It is easy to focus on the carnage of the day. Some stories point us to the way, even after a two-decade imprint on all.
One is about Janelle Guzman.
Guzman was a secretary at a firm that housed in the north tower. When the plane hit the building with a jolt, she started down the stairs.
But before she could reach the bottom floor, the building collapsed. Many, if not most, believed she had died.
Firefighters combed through the rubble of the day into the night, searching for anyone alive.
One, named Paul, was moving mounds of concrete, listening for any sign. He shouted, “Is anyone alive?” Guzman uttered a hoarse sound of “help me.”
Paul asked her to keep talking, but he could not find her. Paul grasped at a straw and told her, “if you can, stick out your hand.”
Suddenly, she thrust her only free arm through the rock and steel, and Paul grabbed it and did not let go. It took some time, but they got her out.
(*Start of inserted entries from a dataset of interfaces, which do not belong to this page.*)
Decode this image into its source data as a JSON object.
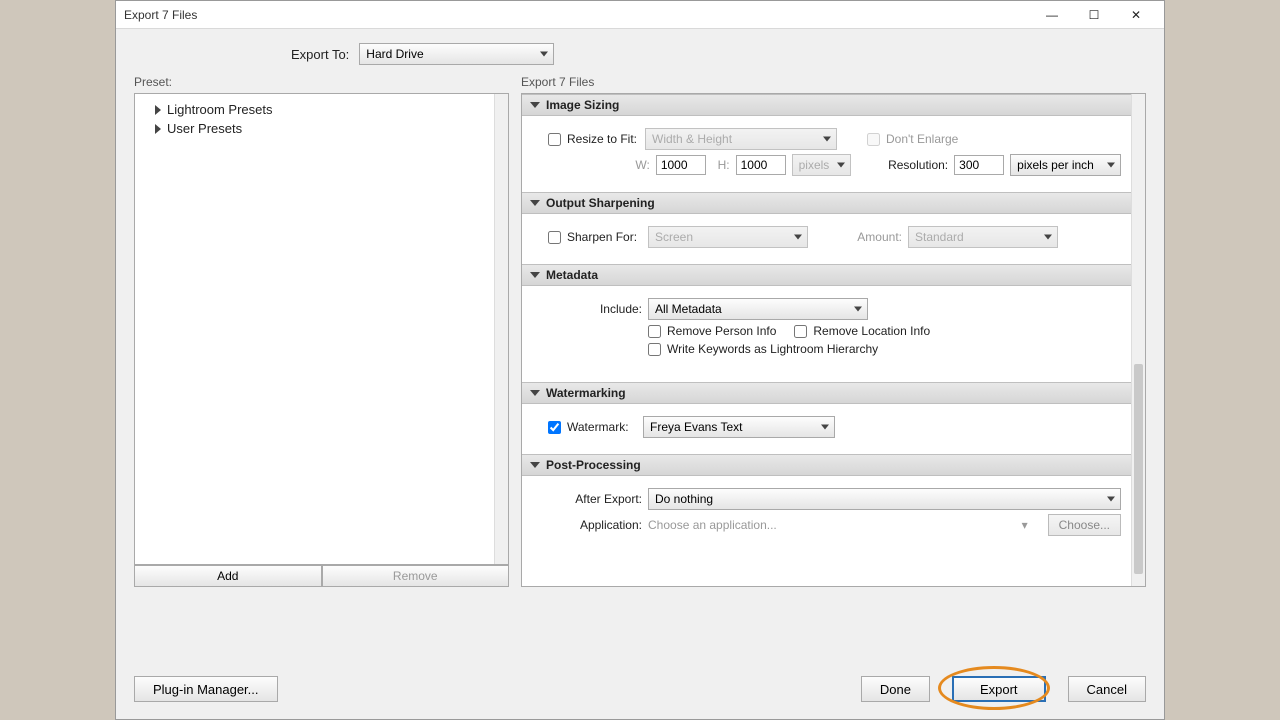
{
  "window": {
    "title": "Export 7 Files"
  },
  "controls": {
    "min": "—",
    "max": "☐",
    "close": "✕"
  },
  "topRow": {
    "label": "Export To:",
    "value": "Hard Drive"
  },
  "preset": {
    "label": "Preset:",
    "items": [
      "Lightroom Presets",
      "User Presets"
    ],
    "add": "Add",
    "remove": "Remove"
  },
  "rightLabel": "Export 7 Files",
  "sections": {
    "sizing": {
      "title": "Image Sizing",
      "resize": "Resize to Fit:",
      "fitMode": "Width & Height",
      "dontEnlarge": "Don't Enlarge",
      "wLabel": "W:",
      "wVal": "1000",
      "hLabel": "H:",
      "hVal": "1000",
      "unit": "pixels",
      "resLabel": "Resolution:",
      "resVal": "300",
      "resUnit": "pixels per inch"
    },
    "sharpen": {
      "title": "Output Sharpening",
      "sharpenFor": "Sharpen For:",
      "screen": "Screen",
      "amountLabel": "Amount:",
      "amount": "Standard"
    },
    "metadata": {
      "title": "Metadata",
      "includeLabel": "Include:",
      "includeVal": "All Metadata",
      "removePerson": "Remove Person Info",
      "removeLoc": "Remove Location Info",
      "hierarchy": "Write Keywords as Lightroom Hierarchy"
    },
    "watermark": {
      "title": "Watermarking",
      "cbLabel": "Watermark:",
      "value": "Freya Evans Text"
    },
    "post": {
      "title": "Post-Processing",
      "afterLabel": "After Export:",
      "afterVal": "Do nothing",
      "appLabel": "Application:",
      "appPlaceholder": "Choose an application...",
      "choose": "Choose..."
    }
  },
  "footer": {
    "plugin": "Plug-in Manager...",
    "done": "Done",
    "export": "Export",
    "cancel": "Cancel"
  }
}
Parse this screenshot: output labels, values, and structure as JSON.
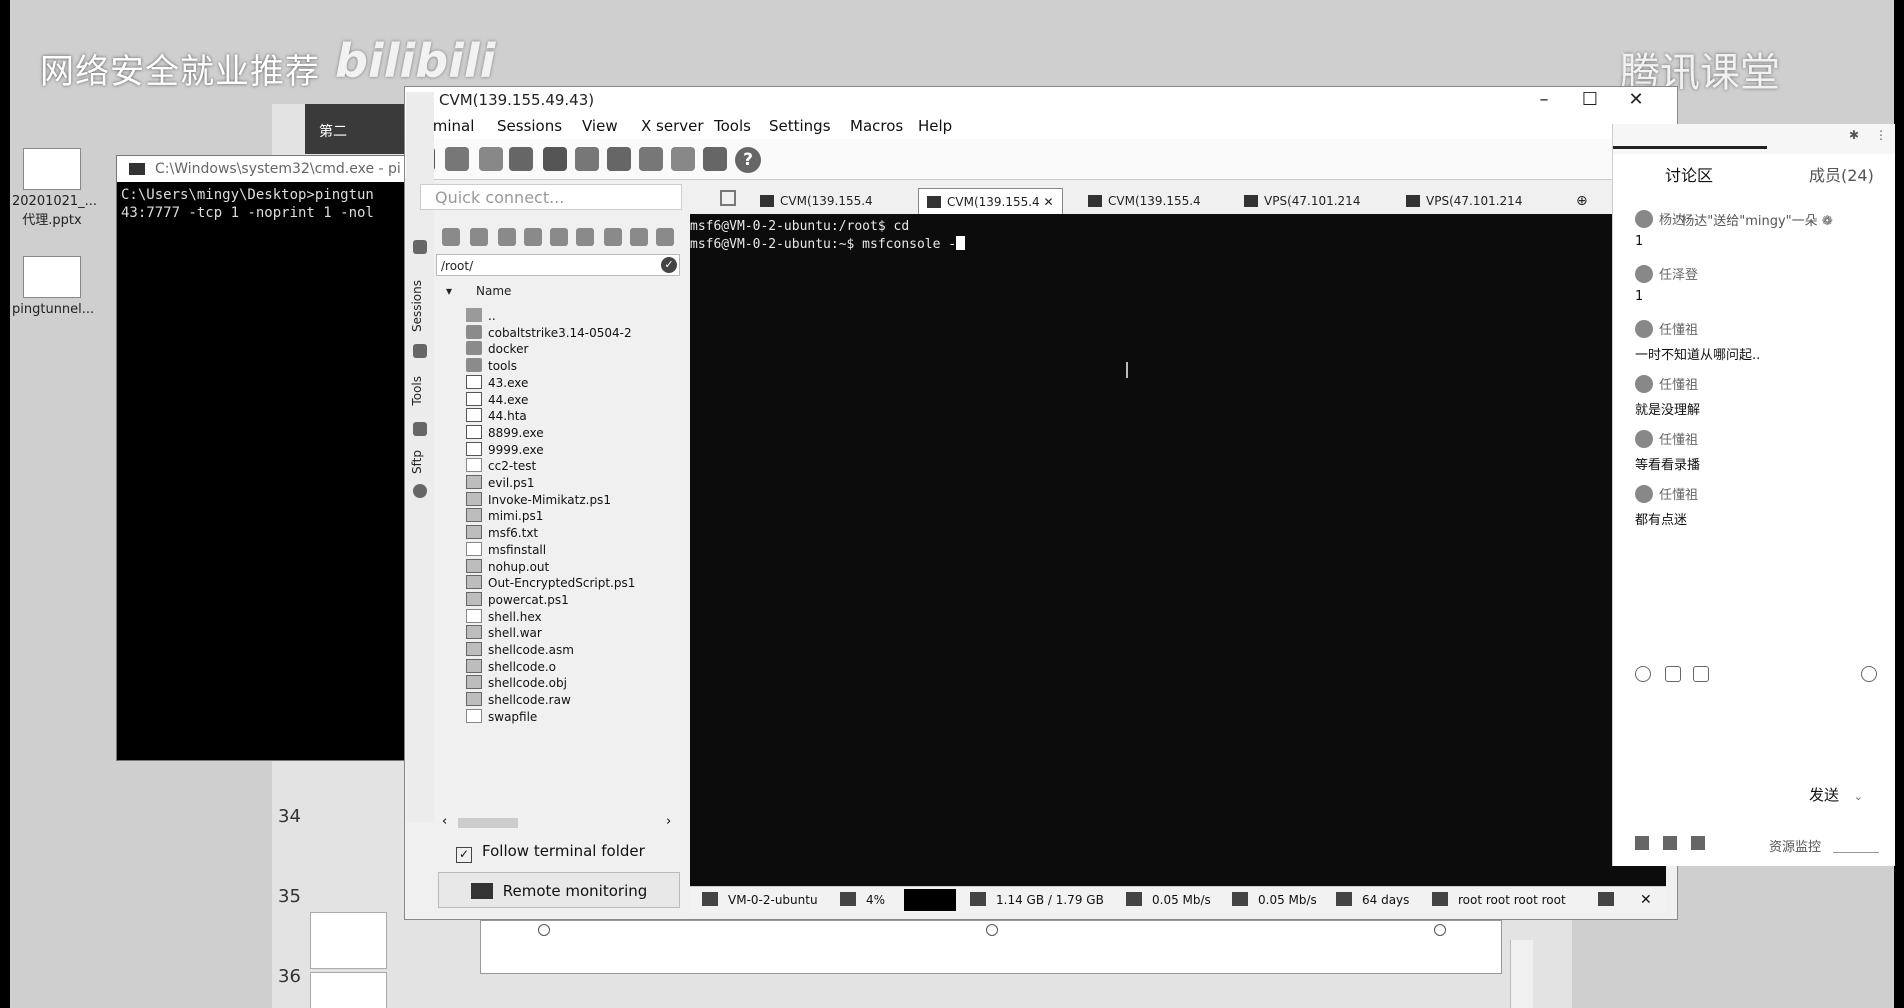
{
  "watermarks": {
    "left": "网络安全就业推荐",
    "bili": "bilibili",
    "right": "腾讯课堂"
  },
  "desktop_icons": [
    {
      "label": "20201021_...\n代理.pptx"
    },
    {
      "label": "pingtunnel..."
    }
  ],
  "ppt": {
    "top_label": "第二",
    "slide_numbers": [
      "34",
      "35",
      "36"
    ]
  },
  "cmd": {
    "title": "C:\\Windows\\system32\\cmd.exe - pi",
    "lines": [
      "C:\\Users\\mingy\\Desktop>pingtun",
      "43:7777 -tcp 1 -noprint 1 -nol"
    ]
  },
  "moba": {
    "title": "CVM(139.155.49.43)",
    "menu": [
      "Terminal",
      "Sessions",
      "View",
      "X server",
      "Tools",
      "Settings",
      "Macros",
      "Help"
    ],
    "quick_connect_placeholder": "Quick connect...",
    "vertical_tabs": [
      "Sessions",
      "Tools",
      "Sftp"
    ],
    "sftp_path": "/root/",
    "column_header": "Name",
    "files": [
      {
        "name": "..",
        "kind": "up"
      },
      {
        "name": "cobaltstrike3.14-0504-2",
        "kind": "folder"
      },
      {
        "name": "docker",
        "kind": "folder"
      },
      {
        "name": "tools",
        "kind": "folder"
      },
      {
        "name": "43.exe",
        "kind": "exe"
      },
      {
        "name": "44.exe",
        "kind": "exe"
      },
      {
        "name": "44.hta",
        "kind": "exe"
      },
      {
        "name": "8899.exe",
        "kind": "exe"
      },
      {
        "name": "9999.exe",
        "kind": "exe"
      },
      {
        "name": "cc2-test",
        "kind": "doc"
      },
      {
        "name": "evil.ps1",
        "kind": "scr"
      },
      {
        "name": "Invoke-Mimikatz.ps1",
        "kind": "scr"
      },
      {
        "name": "mimi.ps1",
        "kind": "scr"
      },
      {
        "name": "msf6.txt",
        "kind": "scr"
      },
      {
        "name": "msfinstall",
        "kind": "doc"
      },
      {
        "name": "nohup.out",
        "kind": "scr"
      },
      {
        "name": "Out-EncryptedScript.ps1",
        "kind": "scr"
      },
      {
        "name": "powercat.ps1",
        "kind": "scr"
      },
      {
        "name": "shell.hex",
        "kind": "doc"
      },
      {
        "name": "shell.war",
        "kind": "scr"
      },
      {
        "name": "shellcode.asm",
        "kind": "scr"
      },
      {
        "name": "shellcode.o",
        "kind": "scr"
      },
      {
        "name": "shellcode.obj",
        "kind": "scr"
      },
      {
        "name": "shellcode.raw",
        "kind": "scr"
      },
      {
        "name": "swapfile",
        "kind": "doc"
      }
    ],
    "follow_terminal_label": "Follow terminal folder",
    "follow_terminal_checked": true,
    "remote_monitoring_label": "Remote monitoring",
    "tabs": [
      {
        "label": "CVM(139.155.4",
        "active": false
      },
      {
        "label": "CVM(139.155.4",
        "active": true
      },
      {
        "label": "CVM(139.155.4",
        "active": false
      },
      {
        "label": "VPS(47.101.214",
        "active": false
      },
      {
        "label": "VPS(47.101.214",
        "active": false
      }
    ],
    "terminal_lines": [
      "msf6@VM-0-2-ubuntu:/root$ cd",
      "msf6@VM-0-2-ubuntu:~$ msfconsole -"
    ],
    "status": {
      "host": "VM-0-2-ubuntu",
      "cpu": "4%",
      "memory": "1.14 GB / 1.79 GB",
      "upload": "0.05 Mb/s",
      "download": "0.05 Mb/s",
      "uptime": "64 days",
      "users": "root root root root"
    }
  },
  "chat": {
    "title": "讨论区",
    "members": "成员(24)",
    "gift": "\"杨达\"送给\"mingy\"一朵",
    "messages": [
      {
        "user": "杨达",
        "text": "1"
      },
      {
        "user": "任泽登",
        "text": "1"
      },
      {
        "user": "任懂祖",
        "text": "一时不知道从哪问起.."
      },
      {
        "user": "任懂祖",
        "text": "就是没理解"
      },
      {
        "user": "任懂祖",
        "text": "等看看录播"
      },
      {
        "user": "任懂祖",
        "text": "都有点迷"
      }
    ],
    "send_label": "发送",
    "resource_label": "资源监控"
  }
}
An ambulance swept her away. At the hospital, they told her two things.
One is that she had been buried for 27 hours. But the second was, “You are the last survivor.”
I would hope she wasn’t.
Every August, as we approach the grisly anniversary, I listen to the audiobook called The Only Plane in the Sky by Garrett Graff. It is not a book about the events, but the people who survived tell their own stories.
I am struck by a single idea. On that day, survival was all people should have thought about. Instead, they focused on something else. Help others.
Firefighters died in stairwells with arms around their shoulders. People who could have been home earlier stopped to carry men and women burned and bleeding down dozens of flights of stairs.
I would like to believe that the last survivor of 9/11 is not a person but an idea.
In all times, we find the courage and grit to help each other get through life. It saddens me to watch the hate-lace vitriolic of the current political climate. All sides are at fault, but they ignore the point. It’s not about power but people.
As we bow heads, we listen to 2,997 names read while bells chime. We must do more.
Give to others the way those people did on that day. That is the great survivor of an ugly day.